I just told her they’re fine. Why would I tell my daughter that she killed her babies? Why would any mother do that?

Chelsea loved her children. You ask anybody. They were always clean and dressed and well-behaved. They were happy. Chelsea would never have hurt them if she were in her right mind. What mother would? Those are your babies.

She wasn’t a bad mother. She was in a bad system.

And we did everything we could to make that system work. Everything. I remember days when we only had enough money for a one-way bus ticket to the clinic in Central City. We’d take the bus, all of us, and then we would walk---hand-in-hand--all he way back. Because we didn’t have any money. We didn’t have any other way.

But it wasn’t enough. The system wouldn’t let her get what she needed to stay well. 

And so, here I am. It hurts. It takes everything I have to get up and just get dressed. I’m only here today because I knew my cousins would be here. But it hurts. Even right now, talking to you. It just hurts.

That’s my family. Those are my babies. And they’re gone.

It hurts, but I get up most days.  One of the reasons why is so nobody has to go through what my family has.  Ever since what happened with Chelsea and my grandbabies, people call me when they're in trouble.  They want me to come sit with them or something.  I tell them I will but that me sitting with them ain't going to change things.
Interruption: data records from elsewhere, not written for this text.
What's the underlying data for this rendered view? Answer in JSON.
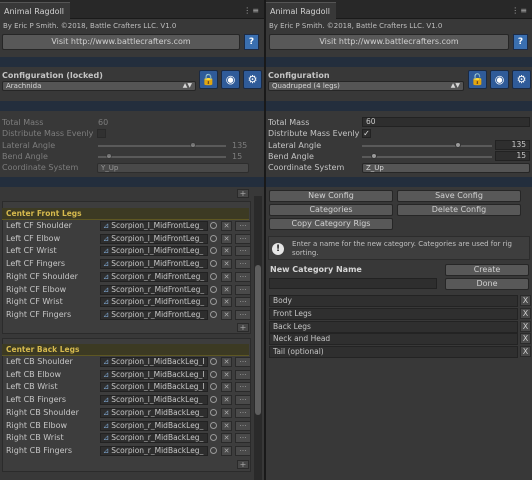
{
  "left": {
    "title": "Animal Ragdoll",
    "author": "By Eric P Smith.  ©2018, Battle Crafters LLC. V1.0",
    "visit_label": "Visit http://www.battlecrafters.com",
    "help_label": "?",
    "config_heading": "Configuration (locked)",
    "config_value": "Arachnida",
    "total_mass_label": "Total Mass",
    "total_mass_value": "60",
    "distribute_label": "Distribute Mass Evenly",
    "distribute_checked": false,
    "lateral_label": "Lateral Angle",
    "lateral_value": "135",
    "bend_label": "Bend Angle",
    "bend_value": "15",
    "coord_label": "Coordinate System",
    "coord_value": "Y_Up",
    "plus": "+",
    "groups": [
      {
        "title": "Center Front Legs",
        "rows": [
          {
            "label": "Left CF Shoulder",
            "value": "Scorpion_l_MidFrontLeg_"
          },
          {
            "label": "Left CF Elbow",
            "value": "Scorpion_l_MidFrontLeg_"
          },
          {
            "label": "Left CF Wrist",
            "value": "Scorpion_l_MidFrontLeg_"
          },
          {
            "label": "Left CF Fingers",
            "value": "Scorpion_l_MidFrontLeg_"
          },
          {
            "label": "Right CF Shoulder",
            "value": "Scorpion_r_MidFrontLeg_"
          },
          {
            "label": "Right CF Elbow",
            "value": "Scorpion_r_MidFrontLeg_"
          },
          {
            "label": "Right CF Wrist",
            "value": "Scorpion_r_MidFrontLeg_"
          },
          {
            "label": "Right CF Fingers",
            "value": "Scorpion_r_MidFrontLeg_"
          }
        ]
      },
      {
        "title": "Center Back Legs",
        "rows": [
          {
            "label": "Left CB Shoulder",
            "value": "Scorpion_l_MidBackLeg_I"
          },
          {
            "label": "Left CB Elbow",
            "value": "Scorpion_l_MidBackLeg_I"
          },
          {
            "label": "Left CB Wrist",
            "value": "Scorpion_l_MidBackLeg_I"
          },
          {
            "label": "Left CB Fingers",
            "value": "Scorpion_l_MidBackLeg_"
          },
          {
            "label": "Right CB Shoulder",
            "value": "Scorpion_r_MidBackLeg_"
          },
          {
            "label": "Right CB Elbow",
            "value": "Scorpion_r_MidBackLeg_"
          },
          {
            "label": "Right CB Wrist",
            "value": "Scorpion_r_MidBackLeg_"
          },
          {
            "label": "Right CB Fingers",
            "value": "Scorpion_r_MidBackLeg_"
          }
        ]
      }
    ]
  },
  "right": {
    "title": "Animal Ragdoll",
    "author": "By Eric P Smith.  ©2018, Battle Crafters LLC. V1.0",
    "visit_label": "Visit http://www.battlecrafters.com",
    "help_label": "?",
    "config_heading": "Configuration",
    "config_value": "Quadruped (4 legs)",
    "total_mass_label": "Total Mass",
    "total_mass_value": "60",
    "distribute_label": "Distribute Mass Evenly",
    "distribute_checked": true,
    "lateral_label": "Lateral Angle",
    "lateral_value": "135",
    "bend_label": "Bend Angle",
    "bend_value": "15",
    "coord_label": "Coordinate System",
    "coord_value": "Z_Up",
    "buttons": {
      "new_config": "New Config",
      "save_config": "Save Config",
      "categories": "Categories",
      "delete_config": "Delete Config",
      "copy_rigs": "Copy Category Rigs"
    },
    "help_message": "Enter a name for the new category.  Categories are used for rig sorting.",
    "new_category_label": "New Category Name",
    "create_label": "Create",
    "done_label": "Done",
    "categories": [
      "Body",
      "Front Legs",
      "Back Legs",
      "Neck and Head",
      "Tail (optional)"
    ],
    "remove_glyph": "X"
  },
  "colors": {
    "accent_blue": "#3a6fb0",
    "group_header_text": "#d5b94d",
    "panel_bg": "#383838"
  },
  "icons": [
    "lock-icon",
    "globe-icon",
    "gear-icon",
    "warning-icon",
    "object-field-icon",
    "target-icon"
  ]
}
They need help.  So I tell them to call the crisis number*, I've even called for them sometimes.  

I know they can help. They helped Chelsea before, but just not enough people know about it.  But if they call, they can help.

*May is Mental Health Awareness Month. If you’re looking for one thing you can do to honor Chelsea and the nearly 58 million—yes, million—American adults who will have a mental illness this year, please put 504-826-2675 in your speed dial. That's the number to the 24/7 crisis team offered by the state-run Metropolitan Human Services District.  It's not the police, rather it's a team of specially trained professionals who can counsel and assess over the phone, who will even come to your house if need be.  They will stay with you until the crisis is resolved (be it a matter of hours or weeks).
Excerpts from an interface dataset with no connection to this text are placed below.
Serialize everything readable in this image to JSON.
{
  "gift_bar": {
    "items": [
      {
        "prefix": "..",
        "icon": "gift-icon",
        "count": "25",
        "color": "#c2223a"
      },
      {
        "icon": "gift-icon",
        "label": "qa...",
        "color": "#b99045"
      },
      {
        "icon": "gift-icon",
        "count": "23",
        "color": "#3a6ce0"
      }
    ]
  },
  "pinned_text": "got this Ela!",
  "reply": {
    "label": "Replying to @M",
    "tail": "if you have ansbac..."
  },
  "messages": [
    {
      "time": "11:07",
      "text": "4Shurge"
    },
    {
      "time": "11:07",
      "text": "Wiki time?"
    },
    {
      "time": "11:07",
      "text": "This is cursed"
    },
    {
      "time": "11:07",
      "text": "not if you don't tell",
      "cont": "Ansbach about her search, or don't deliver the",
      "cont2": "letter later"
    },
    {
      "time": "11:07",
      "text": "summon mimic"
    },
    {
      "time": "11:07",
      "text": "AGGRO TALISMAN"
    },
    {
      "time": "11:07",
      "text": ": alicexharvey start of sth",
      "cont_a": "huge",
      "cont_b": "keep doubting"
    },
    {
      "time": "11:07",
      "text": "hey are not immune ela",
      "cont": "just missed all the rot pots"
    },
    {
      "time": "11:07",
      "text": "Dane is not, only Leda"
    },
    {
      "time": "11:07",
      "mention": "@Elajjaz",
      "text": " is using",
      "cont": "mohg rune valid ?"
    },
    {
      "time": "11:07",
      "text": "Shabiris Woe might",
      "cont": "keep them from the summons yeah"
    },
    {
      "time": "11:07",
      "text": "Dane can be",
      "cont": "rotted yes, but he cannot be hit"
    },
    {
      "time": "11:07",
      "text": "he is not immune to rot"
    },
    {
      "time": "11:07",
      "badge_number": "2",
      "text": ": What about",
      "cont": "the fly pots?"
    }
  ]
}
Today’s column is dedicated to Kendall Adams, Kelsey Adams, Chelsea Thornton…and Eleanor Chapman.

Brett Will Taylor is a southern Shaman who writes Love NOLA weekly for NolaVie. Follow him on Twitter @bwtshaman, email him at [email protected] or visit his site at ashamansjourney.net.

Brett Will Taylor is a southern storyteller whose previous column, Love NOLA, appeared weekly on NolaVie.  He now shares his stories at Brett Will Taylor: A Storyteller and his Stories. Follow him @bwtshaman.